    I guess the worst thing that happened to me was: 8 years ago or so, I was using xp and was on an 'adult' themed site when the power went out. My firewall must have went down first, because when I booted back up, I had over 1400 problems with my os. I made the switch to Linux after that and use all the great firefox privacy ad-ons I can find. No problems since. Thankfully, no sensitive info was compromised.

    • Joel Lee
      December 30, 2014 at 3:30 pm

      That must've been terrifying as an 8-year-old, lol. But if it taught you about privacy/security and there weren't any lasting ill effects or stolen data, then I guess we can say you profited from the experience.

    • g.m.nelson
      January 10, 2015 at 8:22 pm

      joel: he said 8 years ago NOT 8 years old

    • Joel Lee
      January 18, 2015 at 12:15 am

      Hahaha, oh man. That's my bad! Sometimes my brain goes out of whack like that. :P

  2. dragonmouth
    December 29, 2014 at 3:41 pm

    Many of us DO reveal too much about ourselves online. However, much of data about even the most reticent of us is available to be harvested from "public" databases. That is the data that we had to provide when filling out numerous applications, when visiting doctors or being admitted to hospitals, when shopping. In spite of the supposed safeguards of laws like HIPAA, our personal information is available online to just about anybody that requests it or is willing to do minimum of digging. Why are private companies allowed to know more about us then we do ourselves?

    • Joel Lee
      December 30, 2014 at 3:29 pm

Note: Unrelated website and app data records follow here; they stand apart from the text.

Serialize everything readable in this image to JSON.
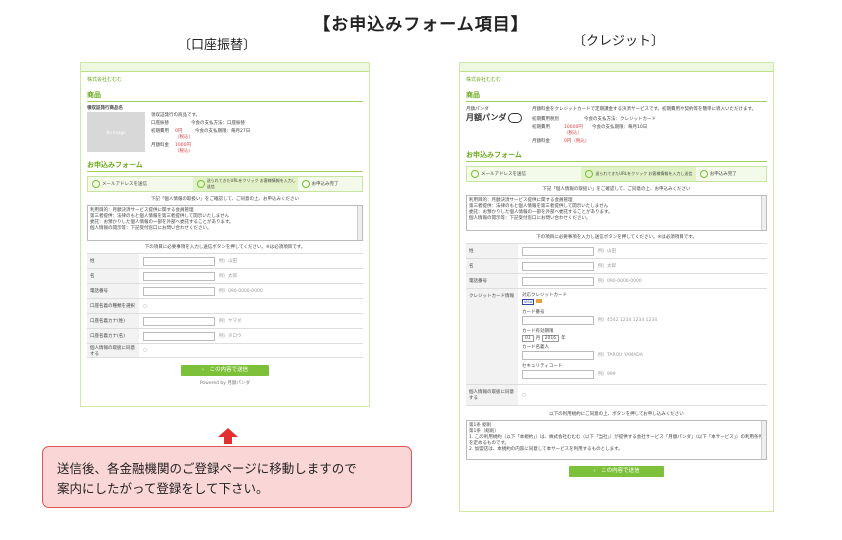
{
  "page_title": "【お申込みフォーム項目】",
  "caption_left": "〔口座振替〕",
  "caption_right": "〔クレジット〕",
  "left": {
    "shop": "株式会社むむむ",
    "product_section": "商品",
    "product_name": "領収証発行商品名",
    "thumb": "No Image",
    "product_desc": "領収証発行の商品です。",
    "label_plan": "口座振替",
    "label_fee": "初期費用",
    "fee": "0円（税込）",
    "monthly_label": "月額料金",
    "monthly": "1000円（税込）",
    "pay_method": "今会の支払方法：口座振替",
    "pay_date": "今会の支払期限：毎月27日",
    "form_section": "お申込みフォーム",
    "steps": [
      "メールアドレスを送信",
      "送られてきたURLをクリック お客様情報を入力し送信",
      "お申込み完了"
    ],
    "notice": "下記「個人情報の取扱い」をご確認して、ご同意の上、お申込みください",
    "terms": "利用目的：月額決済サービス提供に関する会員管理\n第三者提供：法律のもと個人情報を第三者提供して開示いたしません\n委託：お預かりした個人情報の一部を外部へ委託することがあります。\n個人情報の開示等：下記受付窓口にお問い合わせください。",
    "agree_line": "下の項目に必要事項を入力し送信ボタンを押してください。※は必須項目です。",
    "fields": [
      {
        "label": "姓",
        "hint": "例）山田"
      },
      {
        "label": "名",
        "hint": "例）太郎"
      },
      {
        "label": "電話番号",
        "hint": "例）090-0000-0000"
      },
      {
        "label": "口座名義の種類を選択",
        "hint": "○"
      },
      {
        "label": "口座名義カナ(姓)",
        "hint": "例）ヤマダ"
      },
      {
        "label": "口座名義カナ(名)",
        "hint": "例）タロウ"
      },
      {
        "label": "個人情報の取扱に同意する",
        "hint": "○"
      }
    ],
    "submit": "›　この内容で送信",
    "powered": "Powered by 月額パンダ"
  },
  "right": {
    "shop": "株式会社むむむ",
    "product_section": "商品",
    "brand_small": "月額パンダ",
    "brand": "月額パンダ",
    "product_desc": "月額料金をクレジットカードで定期課金する決済サービスです。初期費用や契約等を簡単に導入いただけます。",
    "label_fee": "初期費用税別",
    "fee": "10000円（税込）",
    "label_fee2": "初期費用",
    "fee2": "0円（税込）",
    "monthly_label": "月額料金",
    "monthly": "0円（税込）",
    "pay_method": "今会の支払方法：クレジットカード",
    "pay_date": "今会の支払期限：毎月10日",
    "form_section": "お申込みフォーム",
    "steps": [
      "メールアドレスを送信",
      "送られてきたURLをクリック お客様情報を入力し送信",
      "お申込み完了"
    ],
    "notice": "下記「個人情報の取扱い」をご確認して、ご同意の上、お申込みください",
    "terms": "利用目的：月額決済サービス提供に関する会員管理\n第三者提供：法律のもと個人情報を第三者提供して開示いたしません\n委託：お預かりした個人情報の一部を外部へ委託することがあります。\n個人情報の開示等：下記受付窓口にお問い合わせください。",
    "agree_line": "下の項目に必要事項を入力し送信ボタンを押してください。※は必須項目です。",
    "fields": [
      {
        "label": "姓",
        "hint": "例）山田"
      },
      {
        "label": "名",
        "hint": "例）太郎"
      },
      {
        "label": "電話番号",
        "hint": "例）090-0000-0000"
      }
    ],
    "card_label": "クレジットカード情報",
    "card_types": "対応クレジットカード",
    "card_badge": "VISA",
    "card_number_label": "カード番号",
    "card_number_hint": "例）4542 1234 1234 1234",
    "expiry_label": "カード有効期限",
    "expiry_month": "01",
    "expiry_month_unit": "月",
    "expiry_year": "2016",
    "expiry_year_unit": "年",
    "holder_label": "カード名義人",
    "holder_hint": "例）TAROU YAMADA",
    "cvv_label": "セキュリティコード",
    "cvv_hint": "例）999",
    "agree_field": "個人情報の取扱に同意する",
    "agree_field_hint": "○",
    "terms_notice": "以下の利用規約にご同意の上、ボタンを押してお申し込みください",
    "terms2": "第1条 総則\n第1条（総則）\n1. この利用規約（以下「本規約」）は、株式会社むむむ（以下「当社」）が提供する会社サービス「月額パンダ」（以下「本サービス」）の利用条件を定めるものです。\n2. 加盟店は、本規約の内容に同意して本サービスを利用するものとします。",
    "submit": "›　この内容で送信"
  },
  "callout": {
    "line1": "送信後、各金融機関のご登録ページに移動しますので",
    "line2": "案内にしたがって登録をして下さい。"
  },
  "colors": {
    "accent": "#7dc13a",
    "callout_bg": "#fbd6d6",
    "callout_border": "#e05555",
    "arrow": "#e03030"
  }
}
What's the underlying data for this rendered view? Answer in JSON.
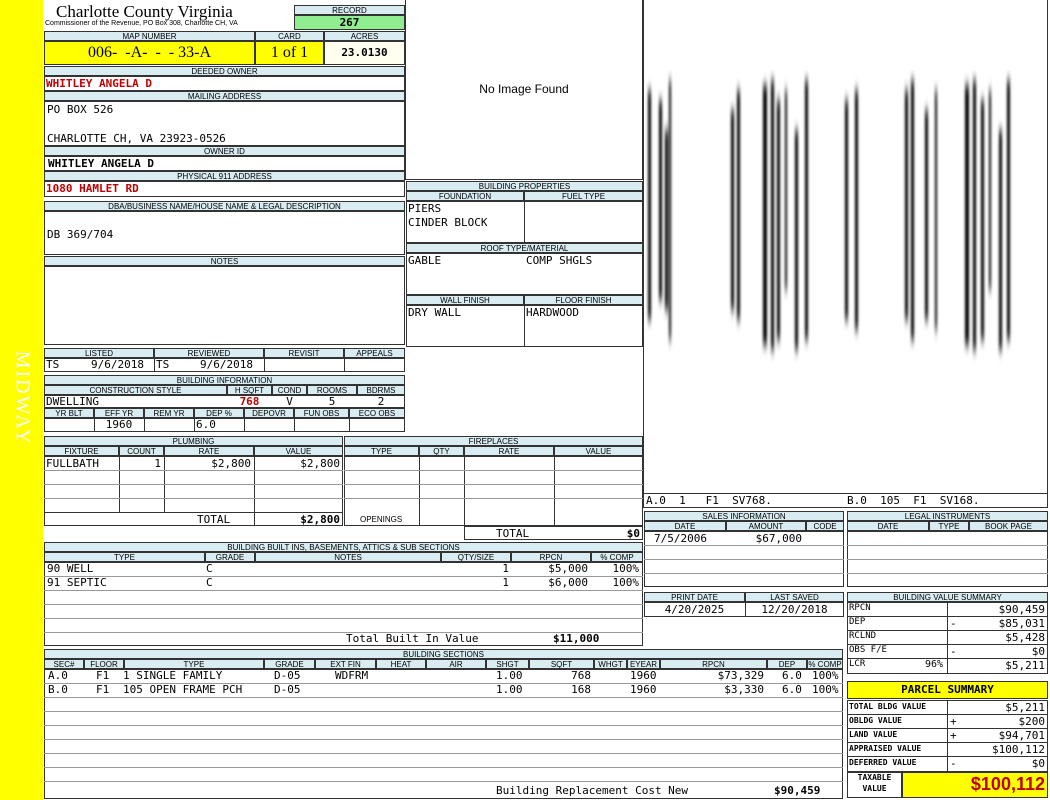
{
  "side_label": "MIDWAY",
  "header": {
    "county": "Charlotte County Virginia",
    "subtitle": "Commissioner of the Revenue, PO Box 308, Charlotte CH, VA",
    "record_label": "RECORD",
    "record": "267",
    "map_label": "MAP NUMBER",
    "map_number": "006-  -A-  -  - 33-A",
    "card_label": "CARD",
    "card": "1 of 1",
    "acres_label": "ACRES",
    "acres": "23.0130"
  },
  "owner": {
    "deeded_label": "DEEDED OWNER",
    "deeded": "WHITLEY ANGELA D",
    "mailing_label": "MAILING ADDRESS",
    "mail1": "PO BOX 526",
    "mail2": "CHARLOTTE CH, VA 23923-0526",
    "id_label": "OWNER ID",
    "owner_id": "WHITLEY ANGELA D",
    "phys_label": "PHYSICAL 911 ADDRESS",
    "phys": "1080 HAMLET RD",
    "legal_label": "DBA/BUSINESS NAME/HOUSE NAME & LEGAL DESCRIPTION",
    "legal": "DB 369/704",
    "notes_label": "NOTES"
  },
  "image_text": "No Image Found",
  "review": {
    "listed_label": "LISTED",
    "reviewed_label": "REVIEWED",
    "revisit_label": "REVISIT",
    "appeals_label": "APPEALS",
    "listed_by": "TS",
    "listed_date": "9/6/2018",
    "reviewed_by": "TS",
    "reviewed_date": "9/6/2018"
  },
  "building_info": {
    "title": "BUILDING INFORMATION",
    "h_style": "CONSTRUCTION STYLE",
    "h_sqft": "H SQFT",
    "h_cond": "COND",
    "h_rooms": "ROOMS",
    "h_bdrms": "BDRMS",
    "style": "DWELLING",
    "sqft": "768",
    "cond": "V",
    "rooms": "5",
    "bdrms": "2",
    "h_yrblt": "YR BLT",
    "h_effyr": "EFF YR",
    "h_remyr": "REM YR",
    "h_dep": "DEP %",
    "h_depovr": "DEPOVR",
    "h_funobs": "FUN OBS",
    "h_ecoobs": "ECO OBS",
    "effyr": "1960",
    "dep": "6.0"
  },
  "building_props": {
    "title": "BUILDING PROPERTIES",
    "h_foundation": "FOUNDATION",
    "h_fuel": "FUEL TYPE",
    "foundation1": "PIERS",
    "foundation2": "CINDER BLOCK",
    "h_roof": "ROOF TYPE/MATERIAL",
    "roof_type": "GABLE",
    "roof_material": "COMP SHGLS",
    "h_wall": "WALL FINISH",
    "h_floor": "FLOOR FINISH",
    "wall": "DRY WALL",
    "floor": "HARDWOOD"
  },
  "sketch_labels": {
    "left": "A.0  1   F1  SV768.",
    "right": "B.0  105  F1  SV168."
  },
  "plumbing": {
    "title": "PLUMBING",
    "h_fixture": "FIXTURE",
    "h_count": "COUNT",
    "h_rate": "RATE",
    "h_value": "VALUE",
    "fixture": "FULLBATH",
    "count": "1",
    "rate": "$2,800",
    "value": "$2,800",
    "total_label": "TOTAL",
    "total": "$2,800"
  },
  "fireplaces": {
    "title": "FIREPLACES",
    "h_type": "TYPE",
    "h_qty": "QTY",
    "h_rate": "RATE",
    "h_value": "VALUE",
    "openings": "OPENINGS",
    "total_label": "TOTAL",
    "total": "$0"
  },
  "sales": {
    "title": "SALES INFORMATION",
    "h_date": "DATE",
    "h_amount": "AMOUNT",
    "h_code": "CODE",
    "date": "7/5/2006",
    "amount": "$67,000"
  },
  "legal_instruments": {
    "title": "LEGAL INSTRUMENTS",
    "h_date": "DATE",
    "h_type": "TYPE",
    "h_book": "BOOK PAGE"
  },
  "print": {
    "print_label": "PRINT DATE",
    "saved_label": "LAST SAVED",
    "print_date": "4/20/2025",
    "saved_date": "12/20/2018"
  },
  "builtins": {
    "title": "BUILDING BUILT INS, BASEMENTS, ATTICS & SUB SECTIONS",
    "h_type": "TYPE",
    "h_grade": "GRADE",
    "h_notes": "NOTES",
    "h_qty": "QTY/SIZE",
    "h_rpcn": "RPCN",
    "h_comp": "% COMP",
    "rows": [
      {
        "type": "90 WELL",
        "grade": "C",
        "qty": "1",
        "rpcn": "$5,000",
        "comp": "100%"
      },
      {
        "type": "91 SEPTIC",
        "grade": "C",
        "qty": "1",
        "rpcn": "$6,000",
        "comp": "100%"
      }
    ],
    "total_label": "Total Built In Value",
    "total": "$11,000"
  },
  "value_summary": {
    "title": "BUILDING VALUE SUMMARY",
    "rpcn_label": "RPCN",
    "rpcn": "$90,459",
    "dep_label": "DEP",
    "dep_sign": "-",
    "dep": "$85,031",
    "rclnd_label": "RCLND",
    "rclnd": "$5,428",
    "obs_label": "OBS F/E",
    "obs_sign": "-",
    "obs": "$0",
    "lcr_label": "LCR",
    "lcr_pct": "96%",
    "lcr": "$5,211"
  },
  "parcel_summary": {
    "title": "PARCEL SUMMARY",
    "bldg_label": "TOTAL BLDG VALUE",
    "bldg": "$5,211",
    "obldg_label": "OBLDG VALUE",
    "obldg_sign": "+",
    "obldg": "$200",
    "land_label": "LAND VALUE",
    "land_sign": "+",
    "land": "$94,701",
    "appraised_label": "APPRAISED VALUE",
    "appraised": "$100,112",
    "deferred_label": "DEFERRED VALUE",
    "deferred_sign": "-",
    "deferred": "$0",
    "taxable_label1": "TAXABLE",
    "taxable_label2": "VALUE",
    "taxable": "$100,112"
  },
  "sections": {
    "title": "BUILDING SECTIONS",
    "h": {
      "sec": "SEC#",
      "floor": "FLOOR",
      "type": "TYPE",
      "grade": "GRADE",
      "extfin": "EXT FIN",
      "heat": "HEAT",
      "air": "AIR",
      "shgt": "SHGT",
      "sqft": "SQFT",
      "whgt": "WHGT",
      "eyear": "EYEAR",
      "rpcn": "RPCN",
      "dep": "DEP",
      "comp": "% COMP"
    },
    "rows": [
      {
        "sec": "A.0",
        "floor": "F1",
        "type": "1 SINGLE FAMILY",
        "grade": "D-05",
        "extfin": "WDFRM",
        "shgt": "1.00",
        "sqft": "768",
        "eyear": "1960",
        "rpcn": "$73,329",
        "dep": "6.0",
        "comp": "100%"
      },
      {
        "sec": "B.0",
        "floor": "F1",
        "type": "105 OPEN FRAME PCH",
        "grade": "D-05",
        "extfin": "",
        "shgt": "1.00",
        "sqft": "168",
        "eyear": "1960",
        "rpcn": "$3,330",
        "dep": "6.0",
        "comp": "100%"
      }
    ],
    "replacement_label": "Building Replacement Cost New",
    "replacement": "$90,459"
  },
  "colors": {
    "side_bar": "#ffff00",
    "header_bg": "#d9ecf2",
    "accent_red": "#c00000",
    "record_bg": "#90ee90"
  }
}
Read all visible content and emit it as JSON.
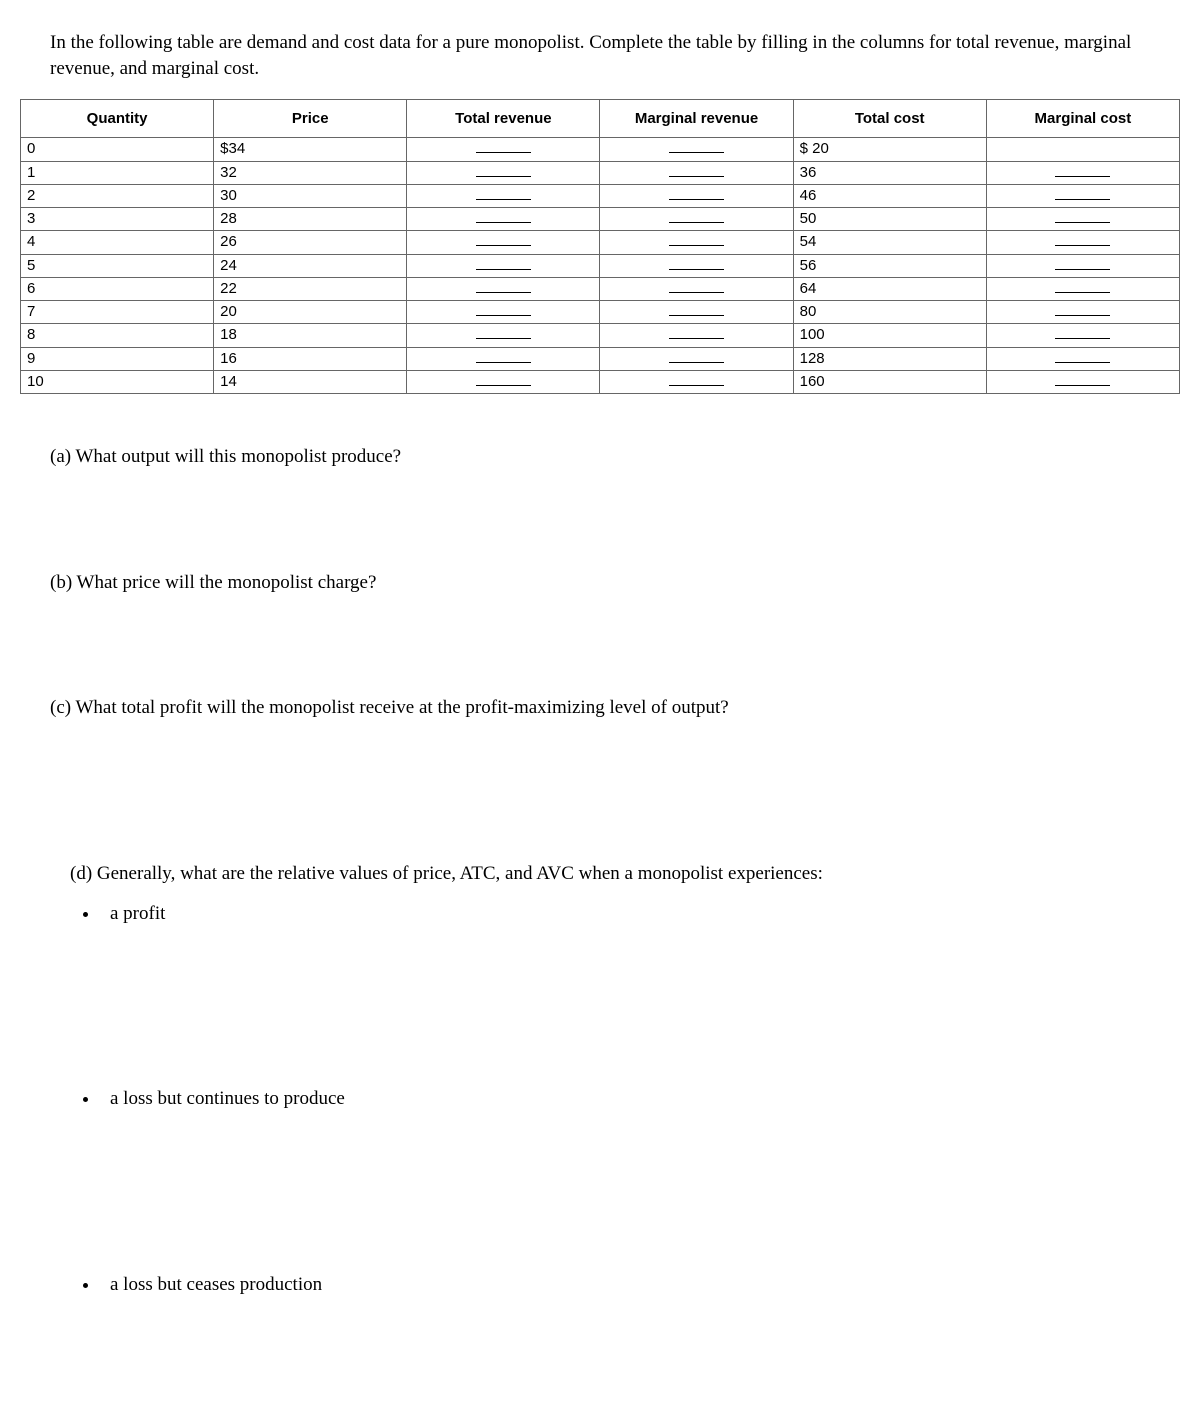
{
  "intro": "In the following table are demand and cost data for a pure monopolist.  Complete the table by filling in the columns for total revenue, marginal revenue, and marginal cost.",
  "table": {
    "headers": {
      "quantity": "Quantity",
      "price": "Price",
      "total_revenue": "Total revenue",
      "marginal_revenue": "Marginal revenue",
      "total_cost": "Total cost",
      "marginal_cost": "Marginal cost"
    },
    "rows": [
      {
        "quantity": "0",
        "price": "$34",
        "total_cost": "$ 20",
        "mc_blank": false
      },
      {
        "quantity": "1",
        "price": "32",
        "total_cost": "36",
        "mc_blank": true
      },
      {
        "quantity": "2",
        "price": "30",
        "total_cost": "46",
        "mc_blank": true
      },
      {
        "quantity": "3",
        "price": "28",
        "total_cost": "50",
        "mc_blank": true
      },
      {
        "quantity": "4",
        "price": "26",
        "total_cost": "54",
        "mc_blank": true
      },
      {
        "quantity": "5",
        "price": "24",
        "total_cost": "56",
        "mc_blank": true
      },
      {
        "quantity": "6",
        "price": "22",
        "total_cost": "64",
        "mc_blank": true
      },
      {
        "quantity": "7",
        "price": "20",
        "total_cost": "80",
        "mc_blank": true
      },
      {
        "quantity": "8",
        "price": "18",
        "total_cost": "100",
        "mc_blank": true
      },
      {
        "quantity": "9",
        "price": "16",
        "total_cost": "128",
        "mc_blank": true
      },
      {
        "quantity": "10",
        "price": "14",
        "total_cost": "160",
        "mc_blank": true
      }
    ]
  },
  "questions": {
    "a": "(a) What output will this monopolist produce?",
    "b": "(b) What price will the monopolist charge?",
    "c": "(c) What total profit will the monopolist receive at the profit-maximizing level of output?",
    "d_intro": "(d) Generally, what are the relative values of price, ATC, and AVC when a monopolist experiences:",
    "d_items": {
      "profit": "a profit",
      "loss_continue": "a loss but continues to produce",
      "loss_cease": "a loss but ceases production"
    }
  }
}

      Yeah, public databases are troublesome. The amount of effort required (not much at all) to dig up even the most sensitive details is astonishing. I'm not sure what we can do about it though. What are your ideas, if any?